┌─ Data records

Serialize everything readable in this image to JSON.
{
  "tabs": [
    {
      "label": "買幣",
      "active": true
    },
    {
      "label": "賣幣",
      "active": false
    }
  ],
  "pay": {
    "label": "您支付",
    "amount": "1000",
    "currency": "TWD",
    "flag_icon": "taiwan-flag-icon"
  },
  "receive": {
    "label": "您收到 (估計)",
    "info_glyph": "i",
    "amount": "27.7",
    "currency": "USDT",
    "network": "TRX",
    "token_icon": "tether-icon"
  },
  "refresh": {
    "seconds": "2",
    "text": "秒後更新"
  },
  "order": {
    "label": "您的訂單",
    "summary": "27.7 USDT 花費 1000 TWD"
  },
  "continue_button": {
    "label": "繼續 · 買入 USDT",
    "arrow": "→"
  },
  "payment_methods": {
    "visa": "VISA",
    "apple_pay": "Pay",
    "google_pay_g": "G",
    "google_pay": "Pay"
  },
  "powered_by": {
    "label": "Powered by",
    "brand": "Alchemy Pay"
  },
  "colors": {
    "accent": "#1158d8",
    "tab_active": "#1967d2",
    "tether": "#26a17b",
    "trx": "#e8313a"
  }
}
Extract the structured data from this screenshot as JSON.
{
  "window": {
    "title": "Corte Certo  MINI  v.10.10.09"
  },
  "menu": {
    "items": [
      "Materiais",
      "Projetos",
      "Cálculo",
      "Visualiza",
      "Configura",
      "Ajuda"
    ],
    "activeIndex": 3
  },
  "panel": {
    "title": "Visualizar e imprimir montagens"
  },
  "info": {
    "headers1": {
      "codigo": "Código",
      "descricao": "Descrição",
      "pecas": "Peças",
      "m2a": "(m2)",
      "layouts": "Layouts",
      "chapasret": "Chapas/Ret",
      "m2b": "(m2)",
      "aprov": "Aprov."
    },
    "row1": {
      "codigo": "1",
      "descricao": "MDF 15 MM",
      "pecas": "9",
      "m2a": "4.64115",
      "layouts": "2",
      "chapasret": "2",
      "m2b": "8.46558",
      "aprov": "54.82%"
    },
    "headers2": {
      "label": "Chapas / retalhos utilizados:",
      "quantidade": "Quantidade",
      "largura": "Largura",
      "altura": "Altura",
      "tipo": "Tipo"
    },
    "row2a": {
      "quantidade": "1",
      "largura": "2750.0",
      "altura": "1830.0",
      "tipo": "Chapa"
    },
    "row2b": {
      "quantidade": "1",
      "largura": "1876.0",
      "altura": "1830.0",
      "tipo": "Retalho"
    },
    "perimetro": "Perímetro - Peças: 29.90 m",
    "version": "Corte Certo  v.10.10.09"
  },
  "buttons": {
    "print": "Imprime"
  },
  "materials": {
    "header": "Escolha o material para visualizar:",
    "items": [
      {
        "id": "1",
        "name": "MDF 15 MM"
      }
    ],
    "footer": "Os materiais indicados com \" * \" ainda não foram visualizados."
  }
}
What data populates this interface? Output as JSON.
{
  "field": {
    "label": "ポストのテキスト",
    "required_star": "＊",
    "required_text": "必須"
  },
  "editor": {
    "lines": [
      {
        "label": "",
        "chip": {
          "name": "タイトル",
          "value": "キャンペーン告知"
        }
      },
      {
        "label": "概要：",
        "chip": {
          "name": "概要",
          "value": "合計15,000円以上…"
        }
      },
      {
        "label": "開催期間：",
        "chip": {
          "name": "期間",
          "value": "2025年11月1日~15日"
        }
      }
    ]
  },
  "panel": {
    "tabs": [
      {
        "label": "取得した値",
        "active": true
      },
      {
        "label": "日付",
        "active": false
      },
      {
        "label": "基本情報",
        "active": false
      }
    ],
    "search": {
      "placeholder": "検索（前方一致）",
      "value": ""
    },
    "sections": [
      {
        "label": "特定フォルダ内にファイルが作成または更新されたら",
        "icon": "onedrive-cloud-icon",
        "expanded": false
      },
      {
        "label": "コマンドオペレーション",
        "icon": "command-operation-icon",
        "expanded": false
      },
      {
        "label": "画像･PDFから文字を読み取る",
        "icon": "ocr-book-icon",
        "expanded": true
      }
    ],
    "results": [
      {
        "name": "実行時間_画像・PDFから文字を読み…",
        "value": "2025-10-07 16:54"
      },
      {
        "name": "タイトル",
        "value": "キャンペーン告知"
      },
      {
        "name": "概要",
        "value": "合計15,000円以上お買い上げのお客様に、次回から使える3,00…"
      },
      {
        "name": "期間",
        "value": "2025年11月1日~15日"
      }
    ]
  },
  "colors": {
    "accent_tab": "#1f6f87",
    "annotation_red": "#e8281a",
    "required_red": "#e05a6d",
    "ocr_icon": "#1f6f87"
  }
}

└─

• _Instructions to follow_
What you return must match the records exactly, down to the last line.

• _Result_
Serialize everything readable in this image to JSON.
{
  "tabs": [
    {
      "label": "買幣",
      "active": true
    },
    {
      "label": "賣幣",
      "active": false
    }
  ],
  "pay": {
    "label": "您支付",
    "amount": "1000",
    "currency": "TWD",
    "flag_icon": "taiwan-flag-icon"
  },
  "receive": {
    "label": "您收到 (估計)",
    "info_glyph": "i",
    "amount": "27.7",
    "currency": "USDT",
    "network": "TRX",
    "token_icon": "tether-icon"
  },
  "refresh": {
    "seconds": "2",
    "text": "秒後更新"
  },
  "order": {
    "label": "您的訂單",
    "summary": "27.7 USDT 花費 1000 TWD"
  },
  "continue_button": {
    "label": "繼續 · 買入 USDT",
    "arrow": "→"
  },
  "payment_methods": {
    "visa": "VISA",
    "apple_pay": "Pay",
    "google_pay_g": "G",
    "google_pay": "Pay"
  },
  "powered_by": {
    "label": "Powered by",
    "brand": "Alchemy Pay"
  },
  "colors": {
    "accent": "#1158d8",
    "tab_active": "#1967d2",
    "tether": "#26a17b",
    "trx": "#e8313a"
  }
}
Extract the structured data from this screenshot as JSON.
{
  "window": {
    "title": "Corte Certo  MINI  v.10.10.09"
  },
  "menu": {
    "items": [
      "Materiais",
      "Projetos",
      "Cálculo",
      "Visualiza",
      "Configura",
      "Ajuda"
    ],
    "activeIndex": 3
  },
  "panel": {
    "title": "Visualizar e imprimir montagens"
  },
  "info": {
    "headers1": {
      "codigo": "Código",
      "descricao": "Descrição",
      "pecas": "Peças",
      "m2a": "(m2)",
      "layouts": "Layouts",
      "chapasret": "Chapas/Ret",
      "m2b": "(m2)",
      "aprov": "Aprov."
    },
    "row1": {
      "codigo": "1",
      "descricao": "MDF 15 MM",
      "pecas": "9",
      "m2a": "4.64115",
      "layouts": "2",
      "chapasret": "2",
      "m2b": "8.46558",
      "aprov": "54.82%"
    },
    "headers2": {
      "label": "Chapas / retalhos utilizados:",
      "quantidade": "Quantidade",
      "largura": "Largura",
      "altura": "Altura",
      "tipo": "Tipo"
    },
    "row2a": {
      "quantidade": "1",
      "largura": "2750.0",
      "altura": "1830.0",
      "tipo": "Chapa"
    },
    "row2b": {
      "quantidade": "1",
      "largura": "1876.0",
      "altura": "1830.0",
      "tipo": "Retalho"
    },
    "perimetro": "Perímetro - Peças: 29.90 m",
    "version": "Corte Certo  v.10.10.09"
  },
  "buttons": {
    "print": "Imprime"
  },
  "materials": {
    "header": "Escolha o material para visualizar:",
    "items": [
      {
        "id": "1",
        "name": "MDF 15 MM"
      }
    ],
    "footer": "Os materiais indicados com \" * \" ainda não foram visualizados."
  }
}
What data populates this interface? Output as JSON.
{
  "field": {
    "label": "ポストのテキスト",
    "required_star": "＊",
    "required_text": "必須"
  },
  "editor": {
    "lines": [
      {
        "label": "",
        "chip": {
          "name": "タイトル",
          "value": "キャンペーン告知"
        }
      },
      {
        "label": "概要：",
        "chip": {
          "name": "概要",
          "value": "合計15,000円以上…"
        }
      },
      {
        "label": "開催期間：",
        "chip": {
          "name": "期間",
          "value": "2025年11月1日~15日"
        }
      }
    ]
  },
  "panel": {
    "tabs": [
      {
        "label": "取得した値",
        "active": true
      },
      {
        "label": "日付",
        "active": false
      },
      {
        "label": "基本情報",
        "active": false
      }
    ],
    "search": {
      "placeholder": "検索（前方一致）",
      "value": ""
    },
    "sections": [
      {
        "label": "特定フォルダ内にファイルが作成または更新されたら",
        "icon": "onedrive-cloud-icon",
        "expanded": false
      },
      {
        "label": "コマンドオペレーション",
        "icon": "command-operation-icon",
        "expanded": false
      },
      {
        "label": "画像･PDFから文字を読み取る",
        "icon": "ocr-book-icon",
        "expanded": true
      }
    ],
    "results": [
      {
        "name": "実行時間_画像・PDFから文字を読み…",
        "value": "2025-10-07 16:54"
      },
      {
        "name": "タイトル",
        "value": "キャンペーン告知"
      },
      {
        "name": "概要",
        "value": "合計15,000円以上お買い上げのお客様に、次回から使える3,00…"
      },
      {
        "name": "期間",
        "value": "2025年11月1日~15日"
      }
    ]
  },
  "colors": {
    "accent_tab": "#1f6f87",
    "annotation_red": "#e8281a",
    "required_red": "#e05a6d",
    "ocr_icon": "#1f6f87"
  }
}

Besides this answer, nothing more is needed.